Chief Mate/Master Management Program

Finally completed the 12 weeks of courses required to sit for the Chief Mate/Master license exam. I’m glad that it is done yet disappointed with what I got out of it.

I’m one of the fortunate ones. My employer, the Army Corps of Engineers, paid all tuition, room, meals, and travel related to the training. They also provided time off with pay to complete the courses. The price for selling my soul is a three year agreement to stay employed by the government. MMP offshore members have everything paid for also but must go on their own time. Other students paid for the training out of their own pocket or their companies paid. Almost all were there on their own time. None had as good a deal as those of us from the Corps.

The courses that were worth the money and time were the two weeks of Advanced Shiphandling which takes place on the simulator. Behind that was Advanced Meteorology, which I felt was relevant and useful.
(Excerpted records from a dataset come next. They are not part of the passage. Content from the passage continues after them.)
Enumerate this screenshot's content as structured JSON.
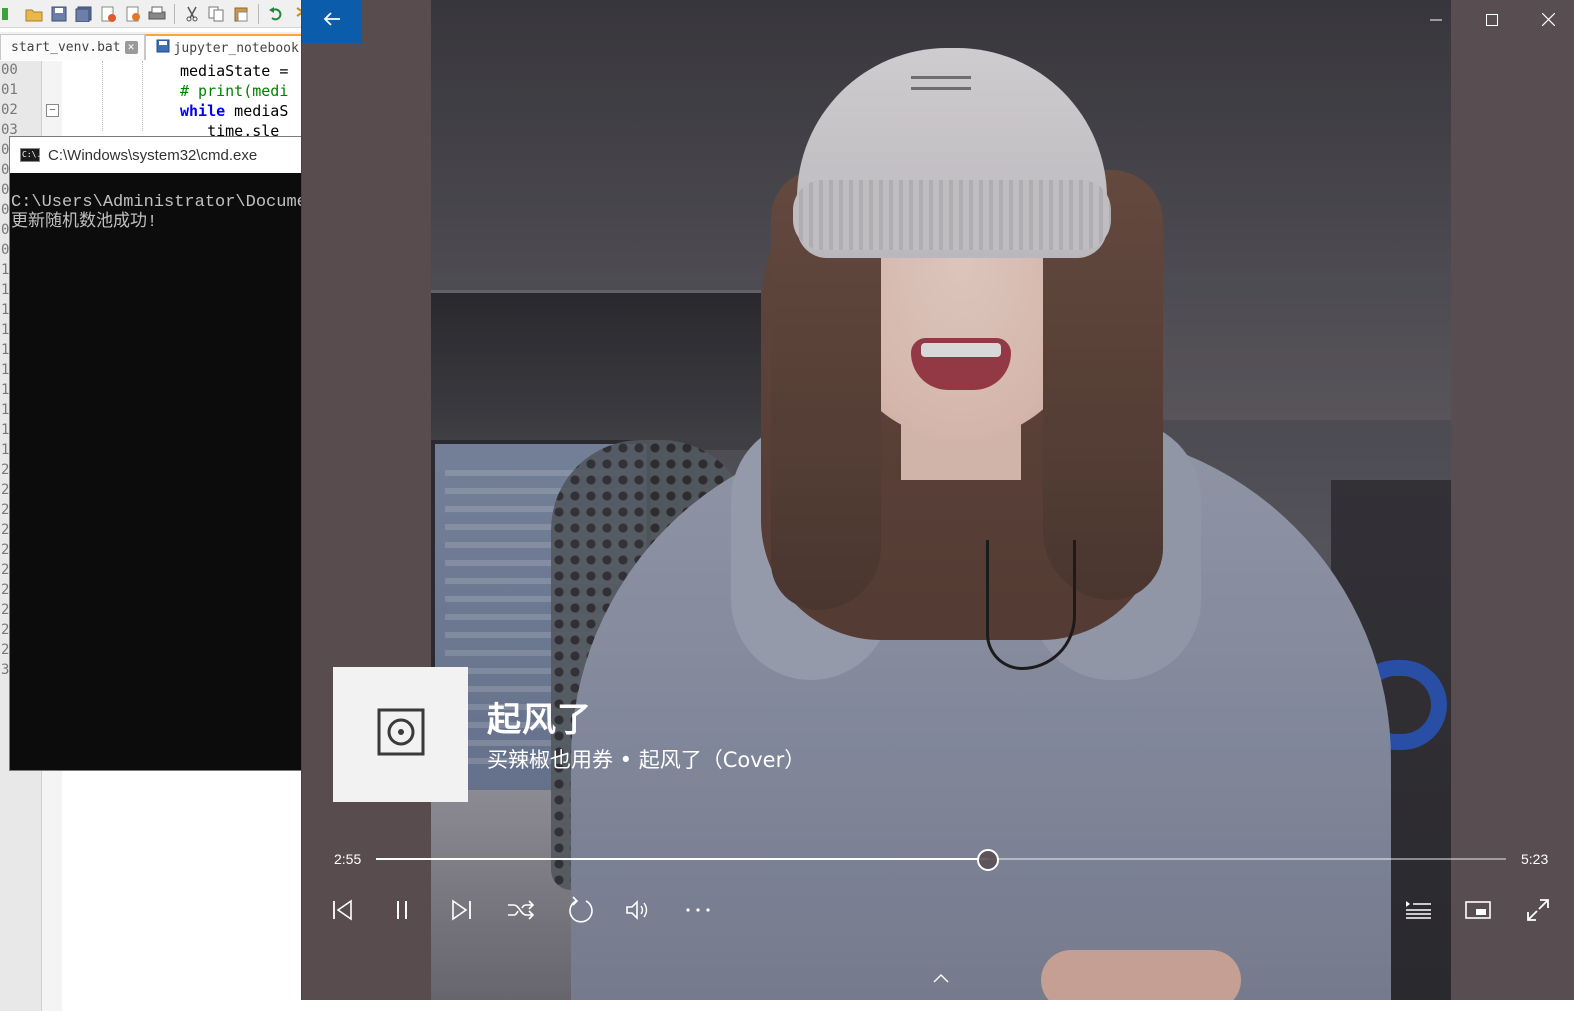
{
  "editor": {
    "tabs": [
      {
        "label": "start_venv.bat",
        "active": false
      },
      {
        "label": "jupyter_notebook",
        "active": true
      }
    ],
    "line_numbers_top": [
      "00",
      "01",
      "02",
      "03"
    ],
    "gutter_fragments": [
      "0",
      "0",
      "0",
      "0",
      "0",
      "0",
      "1",
      "1",
      "1",
      "1",
      "1",
      "1",
      "1",
      "1",
      "1",
      "1",
      "2",
      "2",
      "2",
      "2",
      "2",
      "2",
      "2",
      "2",
      "2",
      "2",
      "3"
    ],
    "code_lines": [
      {
        "text": "mediaState =",
        "kind": "plain"
      },
      {
        "text": "# print(medi",
        "kind": "comment"
      },
      {
        "keyword": "while",
        "text": " mediaS",
        "kind": "keyword"
      },
      {
        "text": "   time.sle",
        "kind": "plain"
      }
    ]
  },
  "cmd": {
    "title": "C:\\Windows\\system32\\cmd.exe",
    "icon_text": "C:\\.",
    "lines": [
      "C:\\Users\\Administrator\\Documen",
      "更新随机数池成功!"
    ]
  },
  "player": {
    "back_icon": "arrow-left-icon",
    "window_controls": [
      "minimize-icon",
      "maximize-icon",
      "close-icon"
    ],
    "now_playing": {
      "title": "起风了",
      "subtitle": "买辣椒也用券 • 起风了（Cover）",
      "album_art_icon": "music-disc-icon"
    },
    "seek": {
      "current": "2:55",
      "total": "5:23",
      "progress": 0.5418
    },
    "controls": [
      {
        "name": "previous-button",
        "icon": "skip-previous-icon"
      },
      {
        "name": "pause-button",
        "icon": "pause-icon"
      },
      {
        "name": "next-button",
        "icon": "skip-next-icon"
      },
      {
        "name": "shuffle-button",
        "icon": "shuffle-icon"
      },
      {
        "name": "repeat-button",
        "icon": "repeat-icon"
      },
      {
        "name": "volume-button",
        "icon": "volume-icon"
      },
      {
        "name": "more-button",
        "icon": "more-dots-icon"
      },
      {
        "name": "playlist-button",
        "icon": "playlist-icon"
      },
      {
        "name": "mini-view-button",
        "icon": "mini-view-icon"
      },
      {
        "name": "fullscreen-button",
        "icon": "fullscreen-icon"
      }
    ],
    "accent": "#0b5cab",
    "background": "#5a4f52"
  }
}
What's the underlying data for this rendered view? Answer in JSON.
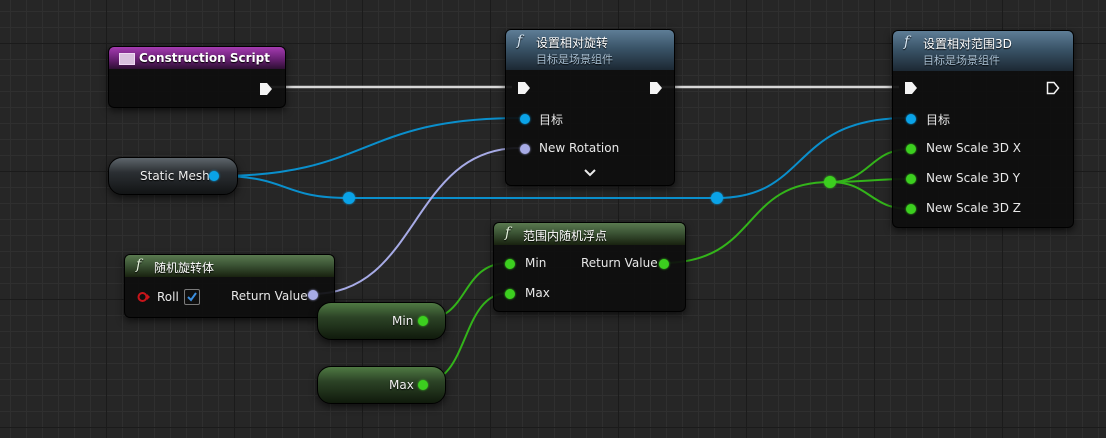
{
  "colors": {
    "exec": "#f0f0f0",
    "object": "#0aa3e8",
    "float": "#3ccf1f",
    "rotator": "#a7abe6",
    "roll_pin": "#c8141a",
    "check": "#3b8fe0"
  },
  "construction_script": {
    "title": "Construction Script",
    "icon": "construction-script-icon"
  },
  "set_relative_rotation": {
    "function_icon": "f",
    "title": "设置相对旋转",
    "subtitle": "目标是场景组件",
    "pins": {
      "target": "目标",
      "new_rotation": "New Rotation"
    },
    "expand_icon": "chevron-down-icon"
  },
  "set_relative_scale": {
    "function_icon": "f",
    "title": "设置相对范围3D",
    "subtitle": "目标是场景组件",
    "pins": {
      "target": "目标",
      "scale_x": "New Scale 3D X",
      "scale_y": "New Scale 3D Y",
      "scale_z": "New Scale 3D Z"
    }
  },
  "static_mesh": {
    "label": "Static Mesh"
  },
  "random_rotator": {
    "function_icon": "f",
    "title": "随机旋转体",
    "roll_label": "Roll",
    "roll_checked": true,
    "return_label": "Return Value"
  },
  "random_float_in_range": {
    "function_icon": "f",
    "title": "范围内随机浮点",
    "min_label": "Min",
    "max_label": "Max",
    "return_label": "Return Value"
  },
  "min_variable": {
    "label": "Min"
  },
  "max_variable": {
    "label": "Max"
  }
}
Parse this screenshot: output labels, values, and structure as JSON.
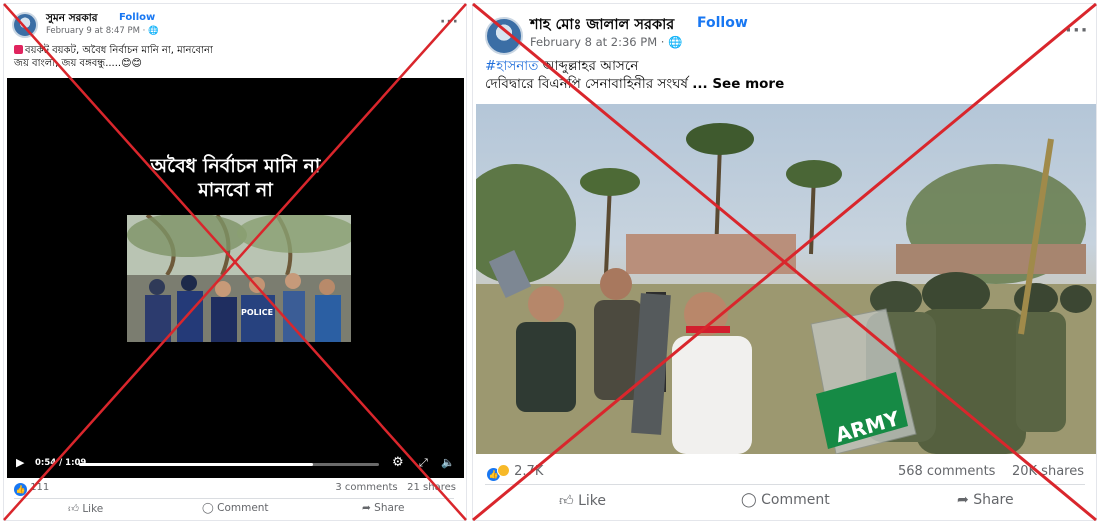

The other nine weeks were a complete waste of time.

Coming into the training, I had very high expectations. I heard rumors that these courses were aimed at experienced deck officers and that there would be new, advanced material to learn. I heard studying would be required and certificates would not be handouts as in other STCW training. I was wrong.

The material covered is old news for anyone that went to a maritime academy. Most exams were taken form the Coast Guard pool and have been seen on previous exams. After four and a half weeks, I finally came to the realization that I was there for the certificates, not to become a better mariner. It got to the point that a student in the ECDIS class didn’t bother to finish the written exam but turned it in as soon as he knew he had a 70% passing grade. Passing was all that mattered.

There is a phenomenon that is often seen in organizations but was perfected on a large scale at MITAGS. I call it the tower of blame, where there are lots of faults but no solutions with regards to the irrelevance of the courses. In this case it started with the instructor blaming the material provided by the school required to be covered in the course. Then the school said the courses could not be improved upon because they were Coast Guard approved and the Coast Guard approved the course because it covered the topics required by the IMO. DNV then audits the courses to ensure the material is covered as outlined in the course. It amazed me that so many organizations with intelligent people could come up with such crap.

One way the Coast Guard and the schools could make the courses worth the money and time is to allow the module covered be the equivalent of taking the test module at the Coast Guard exam center. In the way flashing light can be taken at an approved school and the certificate exempts you from having to take the flashing light test at the Coast Guard, completion of Advanced Stability should exempt you from the stability module of the Chief Mate exam.

The real benefit of the new course requirement is that it will thin the heard. Those not truly dedicated to going to sea will go shore side after a couple of years and those dedicated to sailing will find a way to get through the courses and advance their licenses’. While the obstacles become greater to maintain and upgrade Merchant Marine licenses, it is worth the effort. I wouldn’t want to work anywhere but on the water.

Subscribe To The MaritimeLinks Editors Blog!